Posted by Ian Gallagher on 6th November 2018

Brexit 'solvent abuse'

Confusion over Brexit could be sending potentially dangerous and premature signals to the paint industry which may be labouring under the misapprehension that we have already left the European Union.

This is the view of Warwick-based ACIS, the UK’s leading distributor to the accident repair sector, which is concerned about the increasing sale of solvent-based paint products in the UK which has been outlawed by the EU.

CEO Graham O’Neill said: “There is a continuing rise in the use of solvent-based paint products across the industry, despite the ban on selling these harmful products by the EU which still governs UK regulations. Those companies that are providing solvent-based paint into the industry are breaking the law as it stands – and how it will continue to stand, even after we leave the EU.

“Just because it is European law, does not make it a bad law. Solvents are harmful to the environment,” he added.

ACIS has been lending its support to a campaign to potentially change the law to make it illegal to use solvent-based paints in bodyshops, as opposed to the status quo which only outlaws their sale.

Last year the organisation threw its weight behind the British Coatings Federation’s (BCF) bid to clamp down on the ‘creeping’ and increasing use of non-compliant solvent-based paint products in the vehicle paint and refinish market, despite the fact that their sale has been illegal since 2004.

According to BCF, which represents 95 per cent of the UK’s coating manufacturers, up to 30 per cent of basecoat sales in the UK are solvent-based, representing a significant concern to the industry.

Tom Bowtell, Chief Executive of BCF, said last year: “We have mystery shopped more than 100 distributors to the bodyshop sector and in 25 per cent of cases they have failed the legality test as they were selling solvent-based basecoats for use in general car repair, which contravenes the UK’s VOC Paint Product Regulations (2012 SI1715)”

The organisation had written to the UK’s 200 plus Trading Standards offices, highlighting the issue and the need for greater enforcement. It also reported a number of distributors to their local authority’s enforcement officers when non-complaint product has been discovered.

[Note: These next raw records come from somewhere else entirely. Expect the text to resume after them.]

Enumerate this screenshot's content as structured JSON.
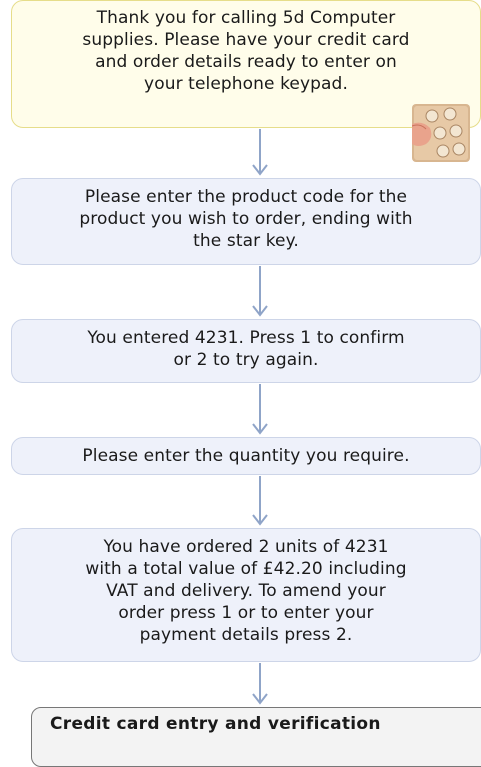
{
  "flow": {
    "welcome": "Thank you for calling 5d Computer\nsupplies. Please have your credit card\nand order details ready to enter on\nyour telephone keypad.",
    "steps": [
      "Please enter the product code for the\nproduct you wish to order, ending with\nthe star key.",
      "You entered 4231. Press 1 to confirm\nor 2 to try again.",
      "Please enter the quantity you require.",
      "You have ordered 2 units of 4231\nwith a total value of £42.20 including\nVAT and delivery. To amend your\norder press 1 or to enter your\npayment details press 2."
    ],
    "final": "Credit card entry and verification"
  },
  "icons": {
    "keypad": "telephone-keypad-icon",
    "arrow": "arrow-down-icon"
  },
  "colors": {
    "welcome_bg": "#fffdea",
    "step_bg": "#eef1fa",
    "arrow": "#8fa4c8"
  }
}
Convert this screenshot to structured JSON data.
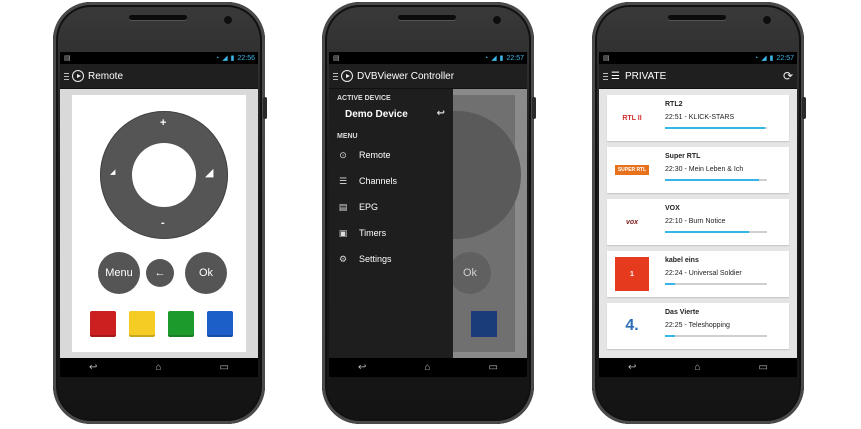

Graham O’Neill added: “Whatever your political views are, Brexit has thrown a spanner of confusion in the works in that some people assume that all EU regulations are no longer valid. This is both premature and dangerous.

“Currently those who are knowingly using non-compliant paint products for motor vehicle repairs can escape prosecution – what’s more, the chances of them getting caught are extremely low due to the under-resourced regime of enforcement available from cash-strapped local authorities.

“The BCF has been giving advice to the industry, including bodyshops, to make sure all are compliant and aware of the legal exemptions for vintage cars, motorcycles and construction and agricultural vehicles, but many bodyshops still use solvent-based coatings on cars which fall outside of the exclusions.

“As a business, ACIS does not supply any non-compliant paint products and we have strict protocols in place to ensure this is policed. However, more and more distributors are engaging in the supply of these products. Worryingly, there are now several websites where businesses are prepared to sell these products on-line to anybody – including members of the public.

There are now many bodyshops that do use solvents through other supply chains. This is sometimes because they are trying to gain some financial advantage through the lower cost of such products, but can also be due to other practical concerns. Solvent-based coatings can dry faster and allow more volume in bodyshops where they might not have the latest technology as water-based basecoats require special drying equipment. For example, some bodyshops have older booths that cannot dry water-based coatings.

“Obviously, they would not see themselves as law-breakers but they know the chances of getting caught under the current enforcement regimes is minimal – local authorities simply do not have the resources to regularly check. The end result is they get away with it and believe there is no real harm done.

“However, the regulations are there for a purpose and we, and our businesses, all have a responsibility to the environment.